I’m slowly working my way through the first Bundle of Holding I obtained (first of many), and it’s time to review Ladykillers by Matt Snyder, one of the games in the Bundle that I’m most interested in. It features a pitch that could easily be run in most other systems – wronged women return from the grave with magic powers to hunt monsters – but its native system is quick, simple and flavourful.
Content warning: this is a game where you will want to discuss permitted content. One of the character generation questions involves suicide, and obviously given the subject matter, which is very much in the genre of female-centric revenge thriller, there is a lot of potential for upsetting themes to come up. Continue reading

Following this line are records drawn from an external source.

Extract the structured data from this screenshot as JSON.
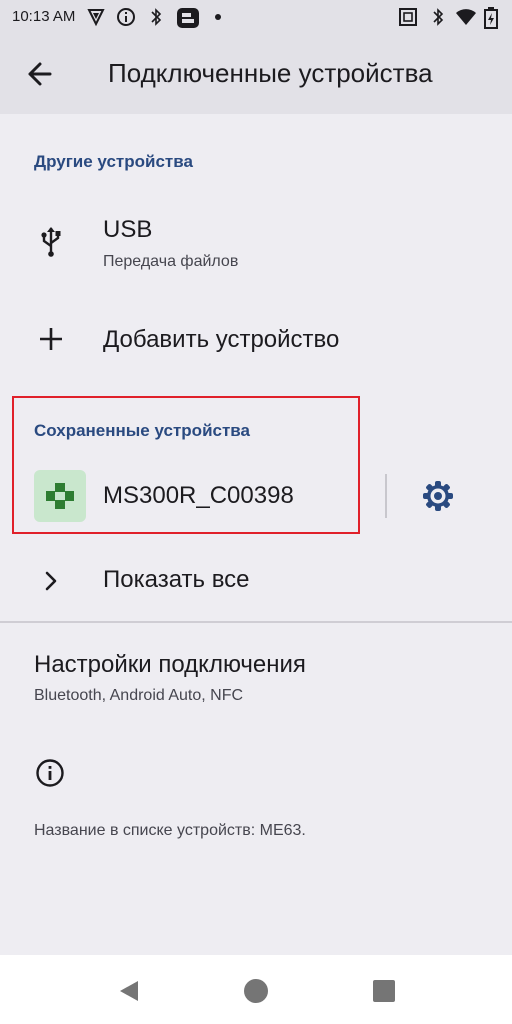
{
  "status_bar": {
    "time": "10:13 AM"
  },
  "app_bar": {
    "title": "Подключенные устройства"
  },
  "other_devices": {
    "header": "Другие устройства",
    "usb": {
      "title": "USB",
      "subtitle": "Передача файлов"
    },
    "add_device": "Добавить устройство"
  },
  "saved_devices": {
    "header": "Сохраненные устройства",
    "device_name": "MS300R_C00398",
    "show_all": "Показать все"
  },
  "connection_settings": {
    "title": "Настройки подключения",
    "subtitle": "Bluetooth, Android Auto, NFC"
  },
  "footer": {
    "device_name_text": "Название в списке устройств: ME63."
  },
  "colors": {
    "accent": "#2a4a80",
    "highlight": "#e0202a",
    "device_icon_bg": "#c9e7cd",
    "device_icon_fg": "#2e7d32"
  }
}
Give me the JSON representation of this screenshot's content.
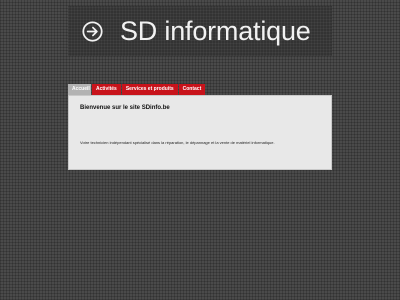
{
  "header": {
    "title": "SD informatique",
    "logo_icon": "arrow-right-circle-icon"
  },
  "nav": {
    "tabs": [
      {
        "label": "Accueil",
        "active": true
      },
      {
        "label": "Activités",
        "active": false
      },
      {
        "label": "Services et produits",
        "active": false
      },
      {
        "label": "Contact",
        "active": false
      }
    ]
  },
  "main": {
    "heading": "Bienvenue sur le site SDinfo.be",
    "body": "Votre technicien indépendant spécialisé dans la réparation, le dépannage et la vente de matériel informatique."
  },
  "colors": {
    "page_bg": "#4a4a4a",
    "banner_bg": "#333333",
    "tab_red": "#c8131b",
    "tab_active": "#b3b3b3",
    "content_bg": "#e8e8e8"
  }
}
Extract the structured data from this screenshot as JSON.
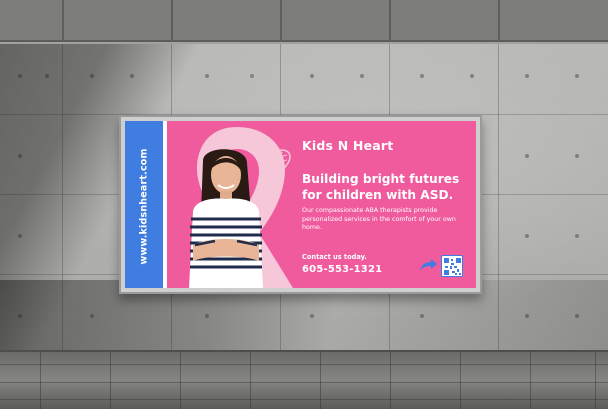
{
  "billboard": {
    "website": "www.kidsnheart.com",
    "brand": "Kids N Heart",
    "headline_line1": "Building bright futures",
    "headline_line2": "for children with ASD.",
    "body": "Our compassionate ABA therapists provide personalized services in the comfort of your own home.",
    "contact_label": "Contact us today.",
    "phone": "605-553-1321"
  },
  "icons": {
    "logo": "heart-icon",
    "ribbon": "awareness-ribbon-icon",
    "arrow": "curved-arrow-icon",
    "qr": "qr-code-icon"
  },
  "colors": {
    "board_pink": "#ef5b9c",
    "side_blue": "#3f7ee0",
    "ribbon_light": "#f6c6d9",
    "text": "#ffffff"
  }
}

I’ve reviewed Daniel Solis’ excellent storytelling game, Happy Birthday, Robot! elsewhere on this blog, but he’s most famous for his charming family-friendly RPG Do: Pilgrims of the Flying Temple. A FATE edition, Do: Fate of the Flying Temple, has recently been released, and Solis has produced an enviable number of tabletop and card games, as well as making some pretty great statements on inclusive art direction in his games. I pretty much want to read everything he’s ever written now! But for now, I’m reading Do: Pilgrims of the Flying Temple, a gentle fantasy game with easy-to-grasp mechanics that don’t lack for depth, inspired by the wondrous tone of adventure stories like Avatar: the Last Airbender. Continue reading
Roleplaying and Shakespeare? The Play’s the Thing was always going to catch my attention, but I didn’t expect for it to be quite as strange and cool as it is. The players, guided by the Playwright, are actors in a theatre troupe trying to act out a play – however, when anyone can suggest weird and wonderful edits, who knows where things will end up? The Play’s the Thing is a fantastic way of acting out your favourite Shakespearean dramas – just be ready for everything to change at the whim of the players, or sometimes the pettiness of the actors!
Happy Birthday, Robot! is a lovely game that is self-contained, quick to learn and designed as a group storytelling activity for children, in a classroom environment or elsewhere. I’m reviewing it partly because I find it a fascinating example of roleplaying games as a teaching tool. Specifically, what it’s teaching here (as well as verbal skills, socialising, reasoning, grammar, etc.) is collaboration. Continue reading
Heroine is a story game for 3-6 players in which a young female character undertakes a magical journey and fights through obstacles to confront the antagonist…and herself. Inspired by Labyrinth, Spirited Away, MirrorMask, The Wizard of Oz and many similar stories of human girls in fantastical worlds, one player in Heroine takes on the role of the Heroine, one the Narrator and any others the Heroine’s quirky Companions who help her through her journey.
Dead of Night is a brilliant horror game explicitly designed for genre emulation and pick-up-and-play short games, and though the mechanics won’t be to everyone’s tastes, there are definitely some really great ideas here. Plus the book is beautifully-produced and filled with inspiring posters and suggestions to get you in the mood for a truly horrifying experience. Even if you’re not interested in the mechanics, it’s a great read for anyone who wants to run horror games.
For the last few years I’ve been accruing roleplaying games without having the time to read or play them. This is partly due to the ridiculously good Bundle of Holding collections that have been coming out and partly due to prioritising other aspects of my time. However, in an attempt to actually keep up with some of the innovative work being done in RPG design, I’m tasking myself with trying to plough through and write about some of the rpgs I haven’t read.
So, Another Fine Mess by Anne Dupuis, a pre-written adventure for a fantasy setting – what makes it new and different is that the characters are sentient animal familiars to a wizard who has gone missing.